                          2. I was told that olives are also a traditional gift for a Chanukah party host. Costco sells a large and fairly attractive glass jar filled with different types of olives.

                            1 Reply
                            1. re: territoronto

                              Never ever heard of this. Olive Oil maybe.
                              You can never go wrong with chocolate. That's my motto.

                            2. MrsT, look like you're in/around NYC, no? If you can make it to the W. Village, there's a wonderful olive oil shop called Olivier & Co. on Bleeker St. It's expensive, but the tins (very attractive) make lovely presents.

                              1 Reply
                              1. re: cimui

                                This month's Hadassah magazine (not yet available on line) did an article on olive oil, highlighting their favorites and including a recipe for olive oil cookies. I don't have it with me, but I remember them liking the Pereg, Halutza, and Peace brands. There were at least 2 others that I don't recall. The Peace olive oil is a joint Israeli-Palestinian venture, if that appeals to you.

                              2. I would ask the hostess if it is a Kosher household. If not, there are so many options you can have. A Jewish Apple cake is always welcome. For something festive, especially if the host/hostess has children, I would get a nice fancy box--blue or silver and fill it with chocolate gelt coins and dreidles and a book about Chanuakah. If no kids, white and blue flowers (as is the colors of this holiday), any nice dessert if fine--some home made ruggelah or hammintashin (my spelling is off on this stuff). Nice bottle of wine! There are even sites in which you can plant a celebratory tree in Isreal in someone's honor--its $25 bucks--how can you go wrong with that?

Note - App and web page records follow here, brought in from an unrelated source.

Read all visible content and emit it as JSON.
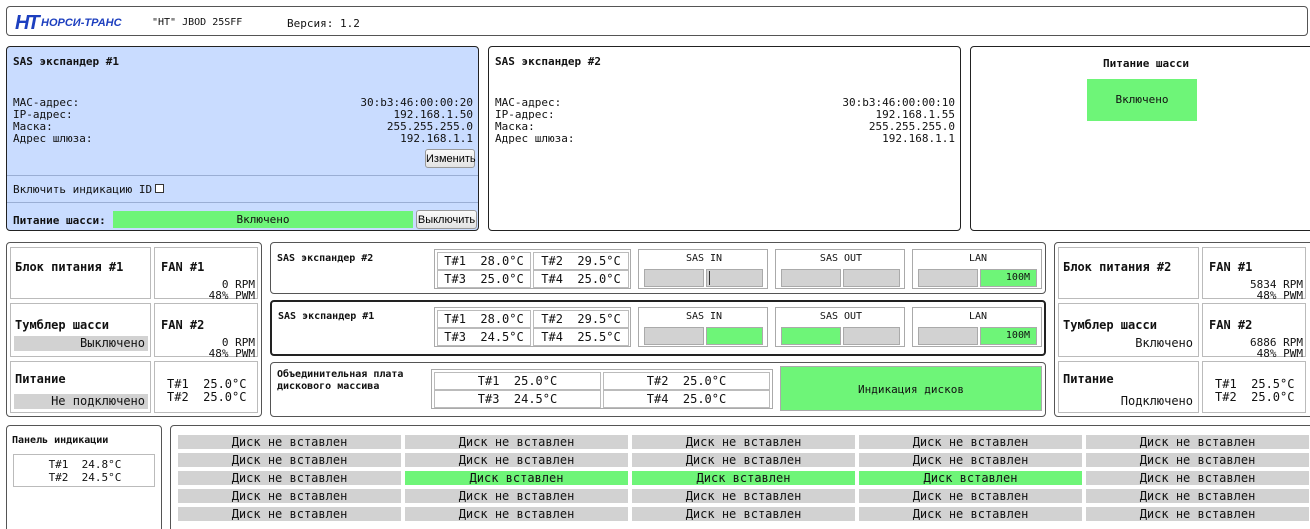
{
  "header": {
    "logo_text": "НОРСИ-ТРАНС",
    "device": "\"НТ\" JBOD 25SFF",
    "version": "Версия: 1.2"
  },
  "exp1_panel": {
    "title": "SAS экспандер #1",
    "mac_label": "MAC-адрес:",
    "mac": "30:b3:46:00:00:20",
    "ip_label": "IP-адрес:",
    "ip": "192.168.1.50",
    "mask_label": "Маска:",
    "mask": "255.255.255.0",
    "gw_label": "Адрес шлюза:",
    "gw": "192.168.1.1",
    "edit_button": "Изменить",
    "id_label": "Включить индикацию ID",
    "power_label": "Питание шасси:",
    "power_value": "Включено",
    "power_button": "Выключить"
  },
  "exp2_panel": {
    "title": "SAS экспандер #2",
    "mac_label": "MAC-адрес:",
    "mac": "30:b3:46:00:00:10",
    "ip_label": "IP-адрес:",
    "ip": "192.168.1.55",
    "mask_label": "Маска:",
    "mask": "255.255.255.0",
    "gw_label": "Адрес шлюза:",
    "gw": "192.168.1.1"
  },
  "chassis_power": {
    "title": "Питание шасси",
    "value": "Включено"
  },
  "psu1": {
    "title": "Блок питания #1",
    "fan1_title": "FAN #1",
    "fan1_rpm": "0 RPM",
    "fan1_pwm": "48% PWM",
    "switch_title": "Тумблер шасси",
    "switch_value": "Выключено",
    "fan2_title": "FAN #2",
    "fan2_rpm": "0 RPM",
    "fan2_pwm": "48% PWM",
    "power_title": "Питание",
    "power_value": "Не подключено",
    "t1": "T#1  25.0°C",
    "t2": "T#2  25.0°C"
  },
  "psu2": {
    "title": "Блок питания #2",
    "fan1_title": "FAN #1",
    "fan1_rpm": "5834 RPM",
    "fan1_pwm": "48% PWM",
    "switch_title": "Тумблер шасси",
    "switch_value": "Включено",
    "fan2_title": "FAN #2",
    "fan2_rpm": "6886 RPM",
    "fan2_pwm": "48% PWM",
    "power_title": "Питание",
    "power_value": "Подключено",
    "t1": "T#1  25.5°C",
    "t2": "T#2  25.0°C"
  },
  "exp2_status": {
    "title": "SAS экспандер #2",
    "t1": "T#1  28.0°C",
    "t2": "T#2  29.5°C",
    "t3": "T#3  25.0°C",
    "t4": "T#4  25.0°C",
    "sas_in": "SAS IN",
    "sas_out": "SAS OUT",
    "lan": "LAN",
    "lan_speed": "100M"
  },
  "exp1_status": {
    "title": "SAS экспандер #1",
    "t1": "T#1  28.0°C",
    "t2": "T#2  29.5°C",
    "t3": "T#3  24.5°C",
    "t4": "T#4  25.5°C",
    "sas_in": "SAS IN",
    "sas_out": "SAS OUT",
    "lan": "LAN",
    "lan_speed": "100M"
  },
  "backplane": {
    "title_line1": "Объединительная плата",
    "title_line2": "дискового массива",
    "t1": "T#1  25.0°C",
    "t2": "T#2  25.0°C",
    "t3": "T#3  24.5°C",
    "t4": "T#4  25.0°C",
    "indication_button": "Индикация дисков"
  },
  "indicator_panel": {
    "title": "Панель индикации",
    "t1": "T#1  24.8°C",
    "t2": "T#2  24.5°C"
  },
  "disks": {
    "absent": "Диск не вставлен",
    "present": "Диск вставлен",
    "slots": [
      [
        0,
        0,
        0,
        0,
        0
      ],
      [
        0,
        0,
        0,
        0,
        0
      ],
      [
        0,
        1,
        1,
        1,
        0
      ],
      [
        0,
        0,
        0,
        0,
        0
      ],
      [
        0,
        0,
        0,
        0,
        0
      ]
    ]
  },
  "colors": {
    "active": "#6ef578",
    "inactive": "#d2d2d2",
    "panel_selected": "#c9dcff"
  }
}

                                1 Reply
                                1. No idea what your budget is, but a really unique Chanukah gift is a reproduction of an ancient oil lamp to go along with a bottle of (olive) lamp oil. Here are some pretty authentic reproductions: http://www.victorie-inc.us/olive_oil_...
                                  /
                                  EDIT: Ooops! This page has some that are less expensive but equally as authentic: http://www.victorie-inc.us/oliveoilla...

                                  6 Replies
                                  1. re: Caroline1

                                    Noooo, I hate to disagree, but no oil lamps or menorahs etc. Well, just personally speaking I would not know where to put or what to do with something like that. Something edible is always nice.

                                    1. re: ddelicious

                                      I used to put oil in mine and burn it. Then I gave it to a friend who was quite taken with it. It was 2,000 years old. But they are fun. Patio, bedroom, kitchen counter, bathroom. Wherever. Show me some food that's 2,000 years old and still good!

                                      1. re: Caroline1

                                        The grain in the storerooms at Masada! Not *quite* 2,000 years old, but almost. Still perfectly good from what the tour guides say. :-)

                                        1. re: rockycat

                                          Depends on whether you like stale bread fresh from the oven! '-)

                                        2. re: Caroline1

                                          Wow, the reproduction was 2000 years old? Now that would be a great gift.

                                          1. re: ddelicious

                                            Guess I left myself open to the literal minded with that one. Mine was an original I acquired when I lived in Turkey. I gave it to a friend who was a nun. Later I wished I hadn't because when she left her order, they order kept it! Ah, well. I can always buy a reproduction. ;-)

                                    2. To be festive why don't you make Chanukah cookies like you would make Christmas ones. Buy cookie cutters in the shapes of menorahs, dredils and the Star of David. Decorate them with blue, white and silver frosting, sugars, sprinkles, etc. You can put them in a pretty tin or box with ribbon. If you want to be really festive hang dredils from the ribbon.

                                      1 Reply